Arthritis

The term literally means inflammation of a joint, but it is generally used to describe any condition in which there is damage to the cartilage. Arthritis is very common, as there are more than 100 types of arthritis. Individuals of all ages, races, and sexes can develop arthritis; however, it occurs more frequently with women and as people get older. It is the leading cause of disability in the United States, with more than 3 million annual cases domestically.

Common symptoms include pain, swelling, stiffness, and reduced range of motion as a result of joint inflammation. Symptoms may be temporary or chronic, with varying degrees of discomfort. Some individuals may experience mild, moderate, to severe symptoms, which may remain the same for years but can degenerate over time. Severe arthritis can make it difficult to perform daily activities or walk/climb stairs, as well as cause permanent joint damage. Additional types of arthritis can impact the eyes, kidneys, lungs, and heart.

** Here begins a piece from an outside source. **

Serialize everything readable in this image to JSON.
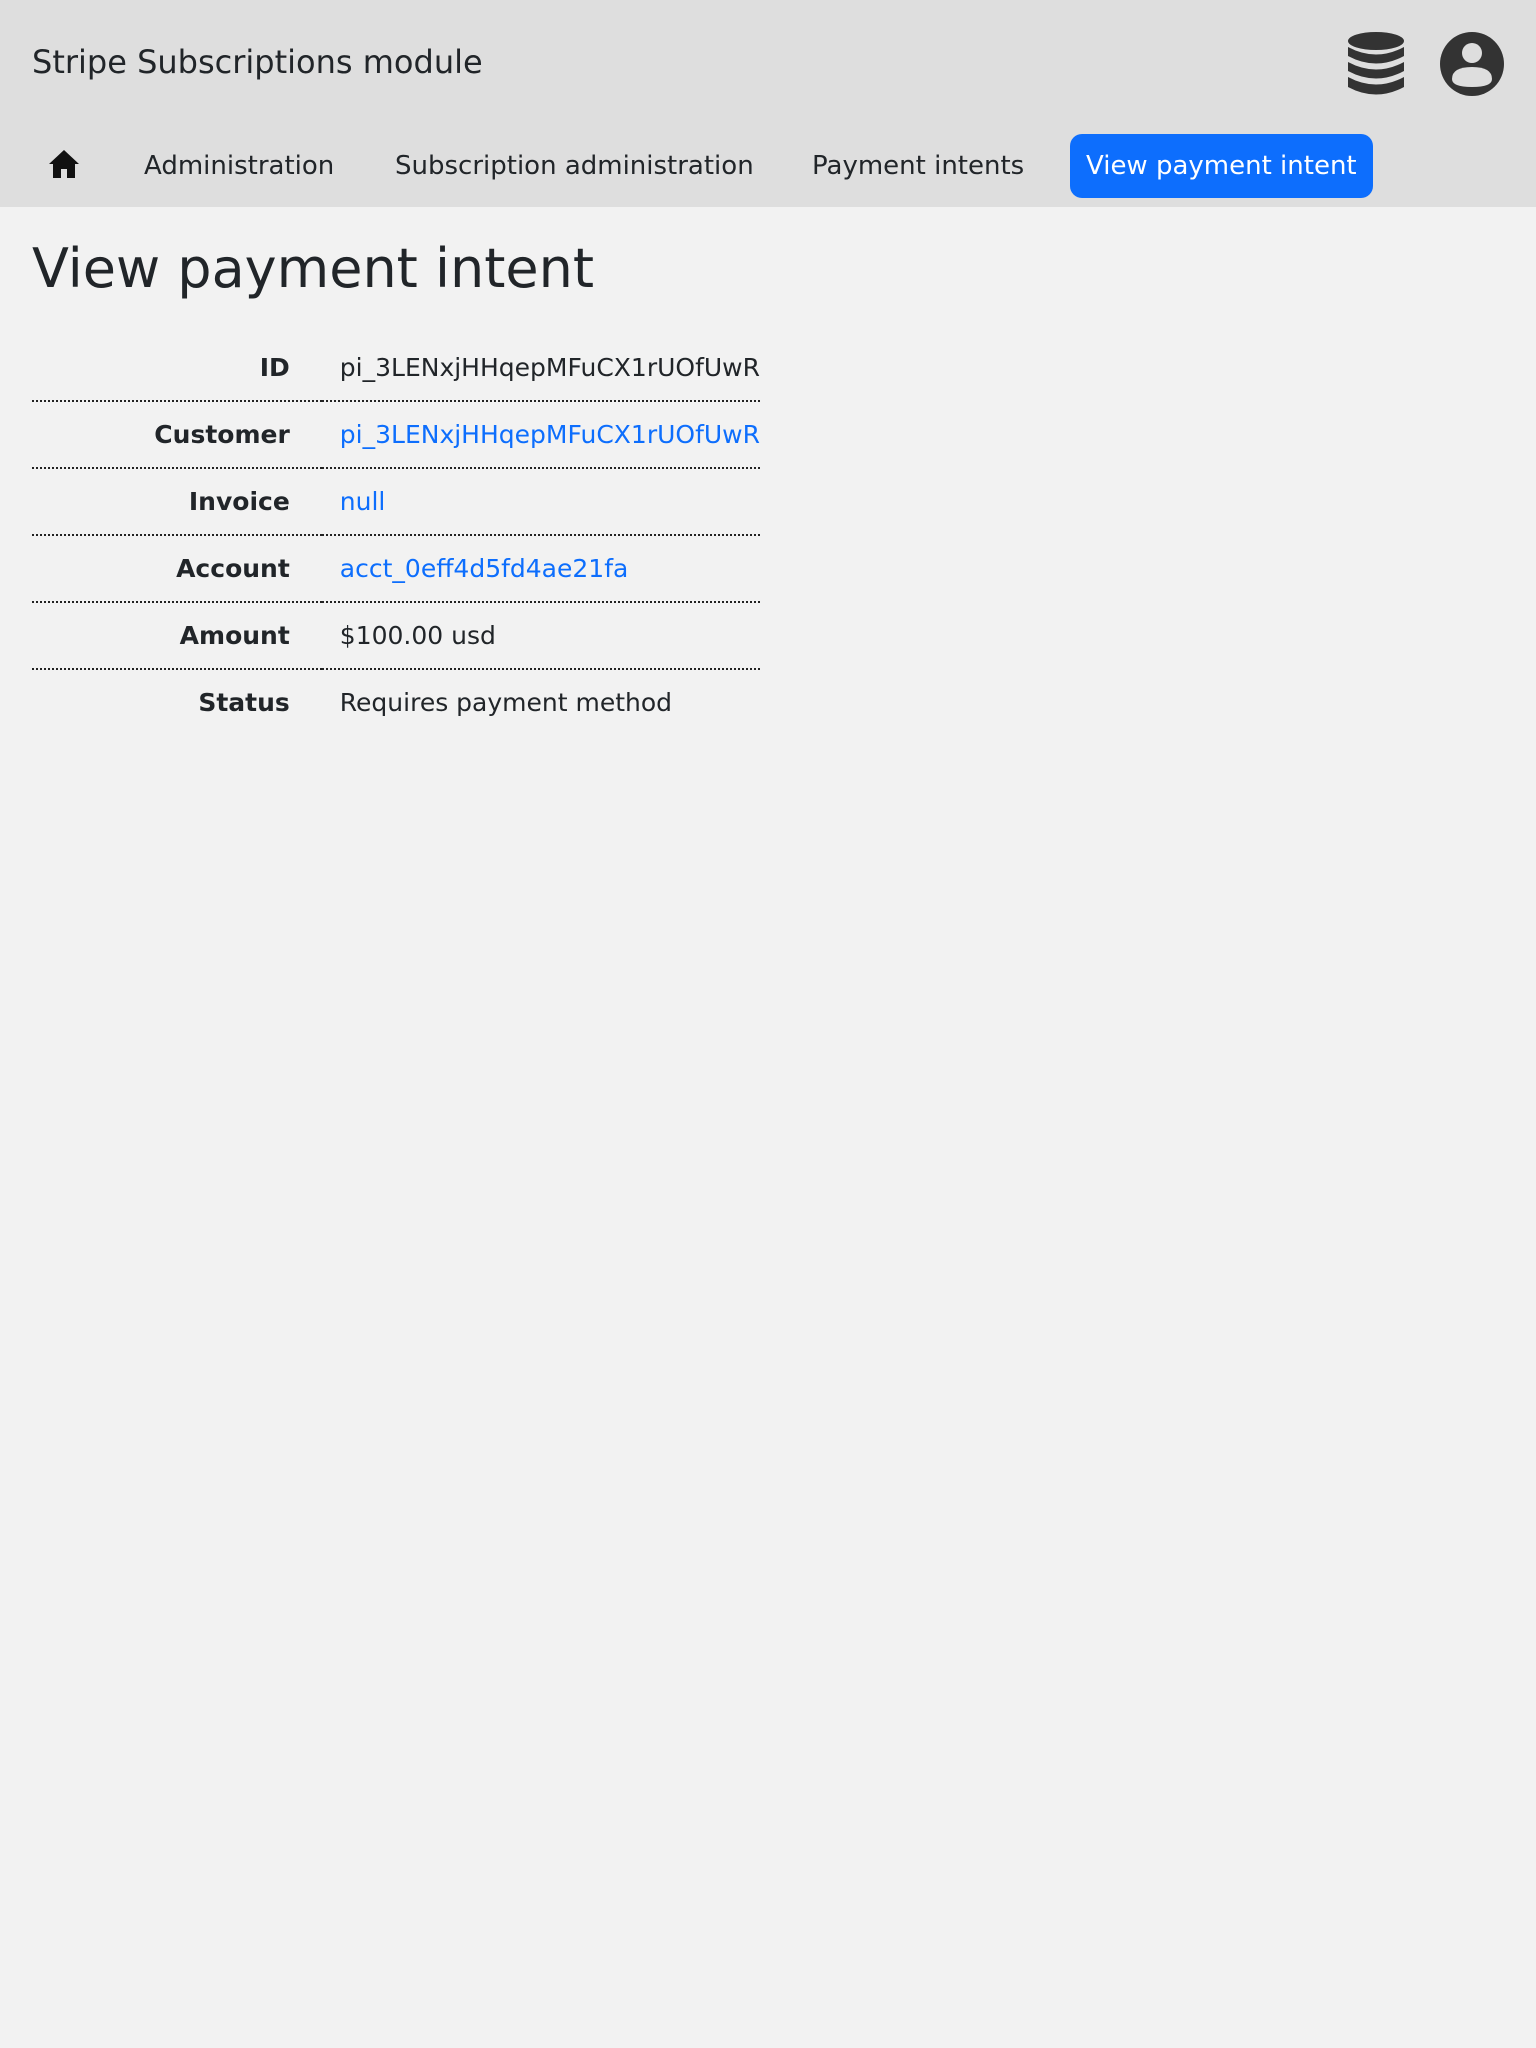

Osteoarthritis (OA)

Osteoarthritis, also known as “degenerative joint disease (DJD),” is the most common type of arthritis. It affects the joint surfaces, which are normally lined with a thick layer of smooth cartilage that cushions the bones and helps them glide against each other. As the cartilage gets worn down it becomes thinner and frayed, which can cause pain and limited movement. To make things worse, bone spurs can form, which further irritate the surrounding tissues.

Symptoms include stiffness, pain, swelling, grinding, and clicking of the joints. The most common joints affected by OA are the knees, hips, hands, wrists, and spine. Risk factors include older age, family history, being overweight, and previous medical trauma.

Treatments of OA aim to accomplish three main things: pain control, maintenance of joint function, and prevention of degeneration. Tylenol and NSAIDs (non-steroidal anti-inflammatories) such as Advil, Motrin, and Aleve, have analgesic and anti-inflammatory benefits but can have systemic side effects. Injectable treatments include corticosteroids, hyaluronate, platelet rich plasama (PRP), and stem cell therapy. If the above treatements are not successful, genicular nerve blocks and radiofrequency ablation can be considered.

When Should You See a Doctor?

Joint symptoms can indicate arthritis that may cause permanent damage if not treated promptly. Be alert for these potential symptoms of arthritis:

  • Inflammation in one or more joints
  • Pain, swelling, or stiffness
  • Reduced range of motion in one ore more joints
  • Inability to move a joint or perform other daily activities
  • Other joint pain that causes you concern